PS. For your interest, I was teaching on much the same principles as Lecoq Boisbaudran for at leat 25 years before I learnt of his existence. These I derived from research done at the University of Stirling in the early 1980s <http://www.painting-school.com/the-course/the-course-director/>.
7 thoughts on “Elizabeth Cavé and Eugene Delacroix.”
How interesting to learn about Elizabeth’s use of developing the memory when learning to draw. I had never even heard of her! I wonder who some of her students were. Thank you for continuing to expand this fascinating history of relationships and developments during this key time and place in art history.
Always enjoy your explorations into the imagination and science explord by the artists. Points to ponder!
Very interesting indeed!
Merci Francis de rechercher et souligner cette influence de grandes dames comme Elizabeth… en tout cas, elle était belle, muse sûrement …
It would be interesting to know more about Elisabeth Cavé and who her students were. Her ideas on memory were obviously being talked about even if the artists you mention didn’t all know each other.
Thanks Frances for this comment. You can access Elizabeth Cavé’s description of her method on the Internet. To my way of thinking it was not nearly as interesting as that of Horace Lecoq Boisbaudran. However, if for no other reason, the fact that Delacroix praised it and that it was taken up by the state, makes it significant in art history. All the male artists I mention did know each other and, in view of her relationship with their hero Delacroix, it would be astonishing if they did not know of Elizabeth Cavé and her interest in training the memory. All, except Delacroix, were either actual students of Lecoq Boisbaudran or friends of theirs who are known to have been enthused by his ideas.

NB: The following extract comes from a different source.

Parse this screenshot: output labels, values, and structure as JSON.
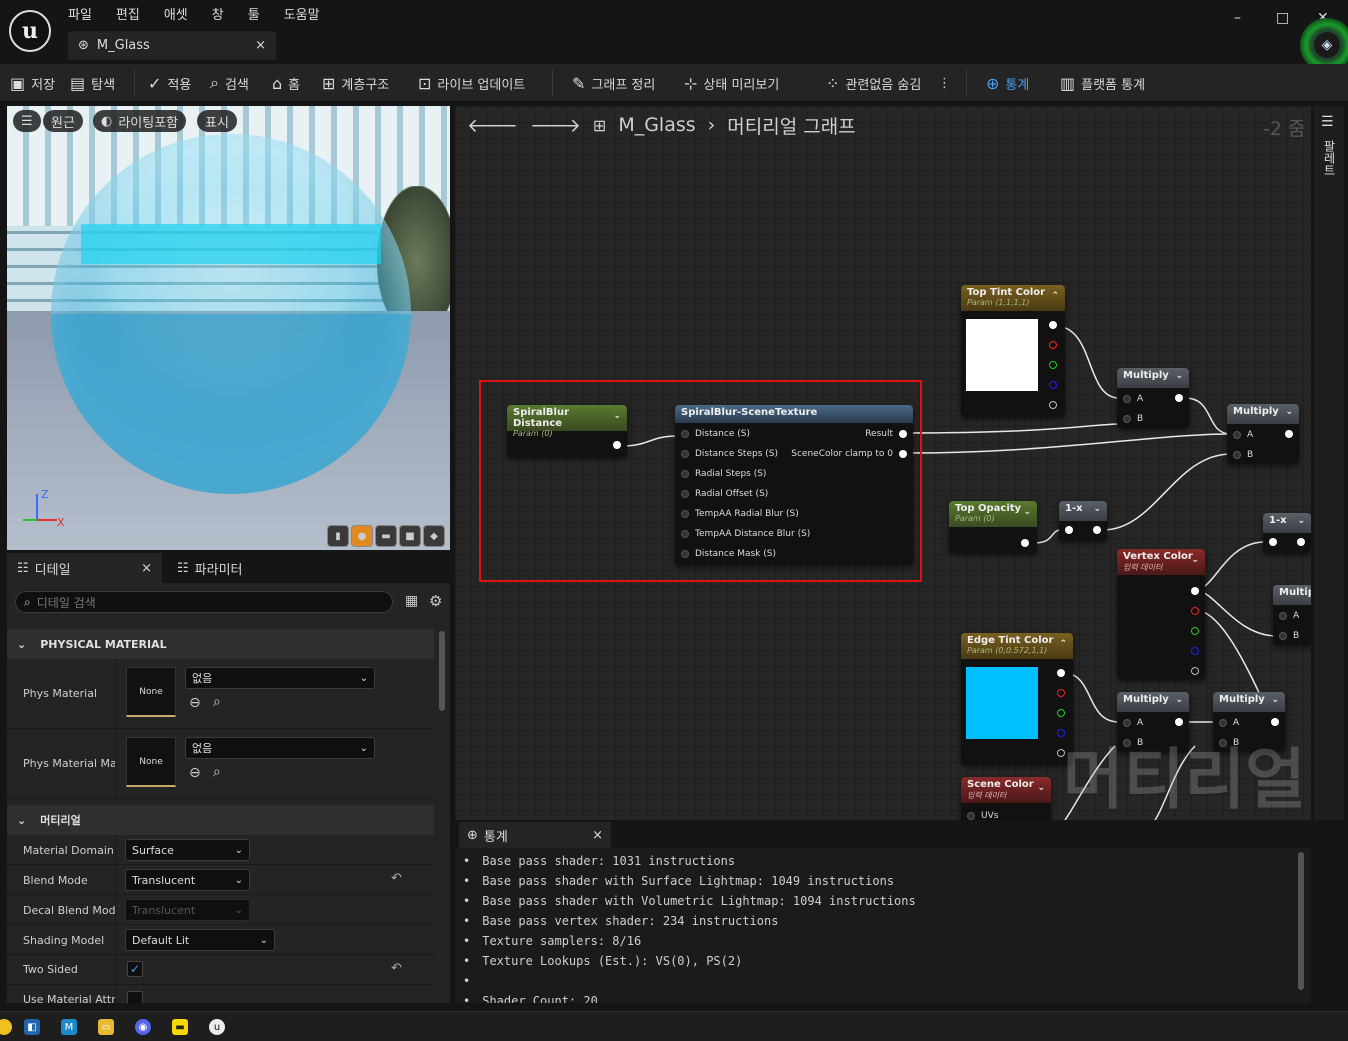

Thank you, Francis. I read this with real appreciation and interest. I will share it.